"There are a lot of different things that go into that," Nurse said. "One is experience and the ability to get more repetitions under your belt. And you have to want to do it. For example, Lou came in here and she was a really good shooter. She changed her game to where now not only is she a good shooter but she'll attack you or make great reads and great passes. That's made her a better player and us a better team because of it. It causes other teams to defend more people."
Samuelson's outlet passes that lead to fast-break points may be the most underrated and underappreciated part of her game.
Collier has become more accurate with her passes into the post -- mainly to Azura Stevens -- or kicking the ball out to one of the shooters at the 3-point line.
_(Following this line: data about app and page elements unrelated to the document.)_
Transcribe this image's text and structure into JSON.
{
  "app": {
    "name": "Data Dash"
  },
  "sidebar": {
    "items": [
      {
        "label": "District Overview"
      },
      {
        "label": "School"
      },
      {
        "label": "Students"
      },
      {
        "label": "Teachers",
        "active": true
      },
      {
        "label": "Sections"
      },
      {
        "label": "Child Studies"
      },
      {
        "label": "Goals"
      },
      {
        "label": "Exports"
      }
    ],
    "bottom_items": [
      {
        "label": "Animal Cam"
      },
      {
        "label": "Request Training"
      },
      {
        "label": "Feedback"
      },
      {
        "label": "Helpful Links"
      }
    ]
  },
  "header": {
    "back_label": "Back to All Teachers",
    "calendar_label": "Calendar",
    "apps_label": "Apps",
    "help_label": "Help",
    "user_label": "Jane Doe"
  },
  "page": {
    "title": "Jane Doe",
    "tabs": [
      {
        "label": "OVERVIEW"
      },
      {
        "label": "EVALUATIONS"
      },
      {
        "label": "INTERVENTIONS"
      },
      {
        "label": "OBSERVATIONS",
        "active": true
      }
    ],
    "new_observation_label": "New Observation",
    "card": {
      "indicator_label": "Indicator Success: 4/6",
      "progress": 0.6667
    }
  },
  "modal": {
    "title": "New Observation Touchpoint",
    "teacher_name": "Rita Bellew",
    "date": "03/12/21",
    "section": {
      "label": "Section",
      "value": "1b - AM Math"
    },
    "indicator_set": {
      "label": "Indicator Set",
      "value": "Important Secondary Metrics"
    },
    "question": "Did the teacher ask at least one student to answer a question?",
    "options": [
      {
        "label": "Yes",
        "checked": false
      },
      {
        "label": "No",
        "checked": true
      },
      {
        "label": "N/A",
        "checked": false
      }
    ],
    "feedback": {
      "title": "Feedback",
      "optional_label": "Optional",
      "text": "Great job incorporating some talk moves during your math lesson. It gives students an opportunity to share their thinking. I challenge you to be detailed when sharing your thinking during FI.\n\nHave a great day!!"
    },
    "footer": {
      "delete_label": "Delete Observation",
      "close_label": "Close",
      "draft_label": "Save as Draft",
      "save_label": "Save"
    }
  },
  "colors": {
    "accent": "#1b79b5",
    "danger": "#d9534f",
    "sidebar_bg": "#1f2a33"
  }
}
"I'm more confident with my passes so I'm giving people more looks," Collier said. "Z is really easy to throw to because she is so tall that you can just throw it up there. Obviously it's easier for me to throw it high because I'm taller, too. And Gabby can really jump so she's easy to throw the ball to. When I throw it to a shooter like Kia or Lou, I want to get it right where their hands are so they don't have to move and they get right into their shot."
Of course, what also helps is chemistry.
It was slowed early in the season as Samuelson dealt with a left foot sprain that cost her four games and Dangerfield was still getting comfortable as the team's starting point guard. But even without Dangerfield Sunday, there was no letdown.
"We're learning to play together a lot more," Williams said.
UConn (22-0, 10-0 AAC) had it together against Cincinnati, which is coached by former Huskies player and assistant Jamelle Elliott. The Bearcats (13-10, 5-5) led early at 11-9 before UConn took over. Samuelson had the final eight points of a 21-0 run that put UConn ahead for good as it posted its 74th consecutive home victory.
The Huskies also maintained their two-game lead in the league race over South Florida and Central Florida with six games to go. UConn travels to Orlando to take on UCF on Wednesday at CFE Arena (SNY, 7 p.m.) before returning to Connecticut to start a three-game homestand against Wichita State on Saturday.